Copy out each line of the material that includes the word "icon".

----

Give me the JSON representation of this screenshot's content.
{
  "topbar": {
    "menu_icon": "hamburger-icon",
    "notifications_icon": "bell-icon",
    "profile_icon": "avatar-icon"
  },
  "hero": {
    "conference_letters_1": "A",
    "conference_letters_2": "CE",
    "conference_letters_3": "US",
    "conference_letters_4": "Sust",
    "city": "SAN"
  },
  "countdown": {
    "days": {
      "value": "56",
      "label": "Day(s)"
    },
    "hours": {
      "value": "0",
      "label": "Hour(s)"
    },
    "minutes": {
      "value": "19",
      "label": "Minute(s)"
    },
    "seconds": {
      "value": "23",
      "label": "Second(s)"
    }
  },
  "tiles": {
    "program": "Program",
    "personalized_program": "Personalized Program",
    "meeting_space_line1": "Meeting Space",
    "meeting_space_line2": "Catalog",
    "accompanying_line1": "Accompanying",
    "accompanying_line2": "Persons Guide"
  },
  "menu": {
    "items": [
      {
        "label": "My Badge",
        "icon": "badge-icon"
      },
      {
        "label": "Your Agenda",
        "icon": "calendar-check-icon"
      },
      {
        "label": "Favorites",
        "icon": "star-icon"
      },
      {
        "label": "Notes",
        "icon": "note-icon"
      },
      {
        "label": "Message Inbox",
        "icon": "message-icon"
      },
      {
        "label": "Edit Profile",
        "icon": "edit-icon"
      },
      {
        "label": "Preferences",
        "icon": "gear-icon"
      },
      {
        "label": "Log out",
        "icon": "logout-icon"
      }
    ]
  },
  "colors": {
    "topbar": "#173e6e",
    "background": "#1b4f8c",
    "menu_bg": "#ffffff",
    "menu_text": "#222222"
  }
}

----

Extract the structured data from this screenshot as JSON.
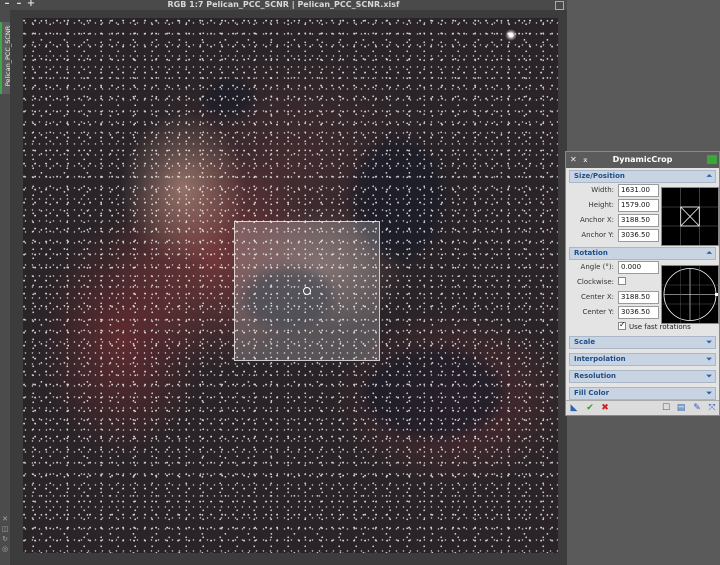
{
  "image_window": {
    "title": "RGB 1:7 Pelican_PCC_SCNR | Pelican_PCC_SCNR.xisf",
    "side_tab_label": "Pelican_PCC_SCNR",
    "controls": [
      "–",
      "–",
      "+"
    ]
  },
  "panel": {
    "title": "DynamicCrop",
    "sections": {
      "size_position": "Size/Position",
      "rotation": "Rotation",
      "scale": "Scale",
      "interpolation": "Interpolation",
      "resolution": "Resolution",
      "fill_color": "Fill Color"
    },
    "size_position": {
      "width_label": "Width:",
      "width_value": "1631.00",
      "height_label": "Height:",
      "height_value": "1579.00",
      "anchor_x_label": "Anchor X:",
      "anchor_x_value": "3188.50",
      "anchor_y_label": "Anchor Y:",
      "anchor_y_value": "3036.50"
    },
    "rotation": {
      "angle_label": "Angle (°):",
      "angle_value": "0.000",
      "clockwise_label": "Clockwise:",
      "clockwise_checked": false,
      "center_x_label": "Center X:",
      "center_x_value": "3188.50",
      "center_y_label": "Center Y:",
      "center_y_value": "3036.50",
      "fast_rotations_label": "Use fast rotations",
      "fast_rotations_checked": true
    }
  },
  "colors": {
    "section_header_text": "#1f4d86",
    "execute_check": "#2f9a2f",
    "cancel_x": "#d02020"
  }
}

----

**Exercise answer**
    "menu_icon": "hamburger-icon",
    "notifications_icon": "bell-icon",
    "profile_icon": "avatar-icon"
        "icon": "badge-icon"
        "icon": "calendar-check-icon"
        "icon": "star-icon"
        "icon": "note-icon"
        "icon": "message-icon"
        "icon": "edit-icon"
        "icon": "gear-icon"
        "icon": "logout-icon"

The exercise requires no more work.